Organised around three major thematic sections titled ‘Tools,’ ‘Materials,’ and ‘Systems,’ the structure is intended to mirror the methodology of an architecture studio, from conception to realisation, and then the broader contexts to which any built environment relates. This allows Chua to pursue a range of inquiries that includes the revision of ancient Pāli descriptions of the heavens in terms of modernist geometries and how the growth of a Chinese urban class sought to assert kinship through architectural appeals to “their” dynastic past. Further, Chua explores how the introduction of air-conditioning could underwrite notions of “civilization” and partially secure ideals of democracy as different classes now shared the new and comfortable leisure spaces of the twentieth century. And, finally, there is the coming of the Cold War and the emergence of “development” as a supplanting of democratic ideals, linked to the dictatorship of Sarit Thanarat (1957-1963) and heavy US investment to establish Bangkok as a consumerist mecca and thus as a bulwark against the spread of communism.

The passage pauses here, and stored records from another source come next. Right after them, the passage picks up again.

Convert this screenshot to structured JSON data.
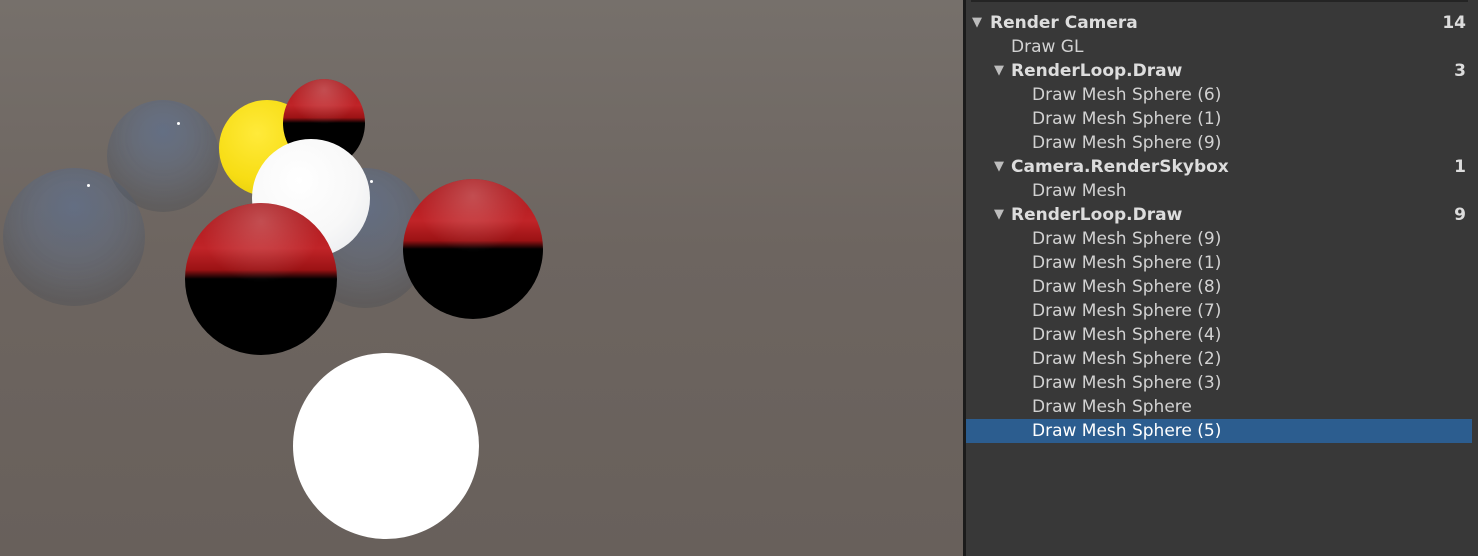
{
  "colors": {
    "panel_bg": "#383838",
    "selection": "#2c5d8f",
    "scene_bg": "#6d6560",
    "sphere_red": "#c02428",
    "sphere_yellow": "#f7dd14"
  },
  "scene": {
    "objects": [
      "glass-sphere",
      "glass-sphere",
      "glass-sphere",
      "yellow-sphere",
      "white-sphere",
      "red-black-sphere",
      "red-black-sphere",
      "red-black-sphere",
      "white-sphere"
    ]
  },
  "frame_debugger": {
    "root": {
      "label": "Render Camera",
      "count": "14",
      "arrow": "▼"
    },
    "draw_gl": {
      "label": "Draw GL"
    },
    "group1": {
      "label": "RenderLoop.Draw",
      "count": "3",
      "arrow": "▼",
      "items": [
        "Draw Mesh Sphere (6)",
        "Draw Mesh Sphere (1)",
        "Draw Mesh Sphere (9)"
      ]
    },
    "group2": {
      "label": "Camera.RenderSkybox",
      "count": "1",
      "arrow": "▼",
      "items": [
        "Draw Mesh"
      ]
    },
    "group3": {
      "label": "RenderLoop.Draw",
      "count": "9",
      "arrow": "▼",
      "items": [
        "Draw Mesh Sphere (9)",
        "Draw Mesh Sphere (1)",
        "Draw Mesh Sphere (8)",
        "Draw Mesh Sphere (7)",
        "Draw Mesh Sphere (4)",
        "Draw Mesh Sphere (2)",
        "Draw Mesh Sphere (3)",
        "Draw Mesh Sphere",
        "Draw Mesh Sphere (5)"
      ]
    },
    "selected_item": "Draw Mesh Sphere (5)"
  }
}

Bangkok Utopia is the most recent, and most scholarly, attempt to unravel the complexities of Bangkok as it evolved in the twentieth century. Descriptions of the extreme contrasts to be found in the Thai capital have become so familiar as to be a literary cliché but, nevertheless, given current aggressive attempts at gentrification in downtown Bangkok on behalf of PM Prayut Chan-o-cha’s dictatorial government, we should keep in view what Chua acutely grasps here: questions of the politics of architectural form and space. Unlike previous volumes such as Marc Askew’s encyclopaedic Bangkok: Place, Practice and Representation (Routledge 2002) or Philip Cornwel-Smith’s Very Bangkok: In the City of Senses (River Books 2020), to treat the city as technocratic or as a product of the “fact” of “culture” is to miss examining the vested interests that shape it. Further, as Chua implicitly suggests throughout the varied concerns of the book, forms and spaces aim to act on us, to shape bodies and subjectivities one way or another. The image of Bangkok that emerges is one of a powerful crucible for ideological experiments on behalf of a range of elites. A recurring range of street protests in Thailand since the beginning of this century are violently contesting their legacies and demanding new visions of a future. Utopian ideals are not lost.

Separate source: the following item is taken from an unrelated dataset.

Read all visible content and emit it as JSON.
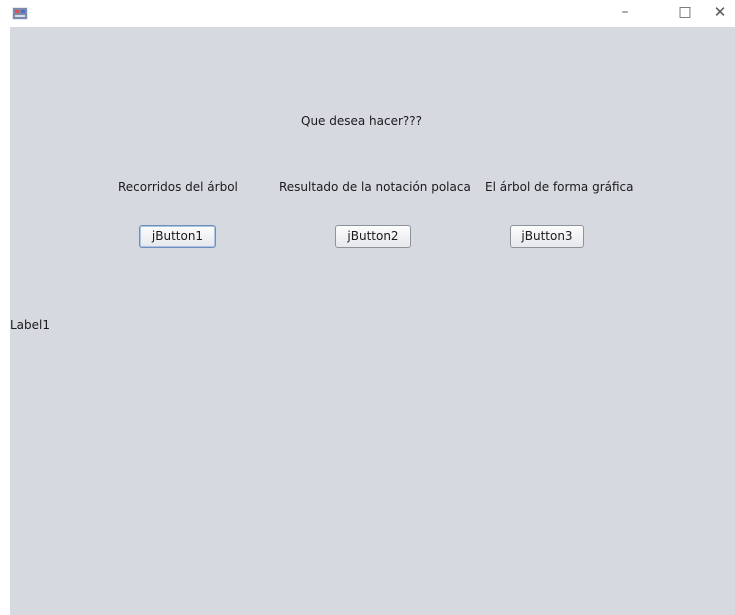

Chua’s achievement is published as part of the University of Hawai’i Press’s series titled ‘Spatial Habitus: Making and Meaning in Asia’s Architecture.’ Hopefully this purview won’t seem too narrow to potential readers as Bangkok Utopia is a rich resource and timely in view of the rise of Asia-as-method and decolonial methodologies and theories. And it proves the health of new studies of visual and material artefacts and cultures outside their traditional disciplinary domains.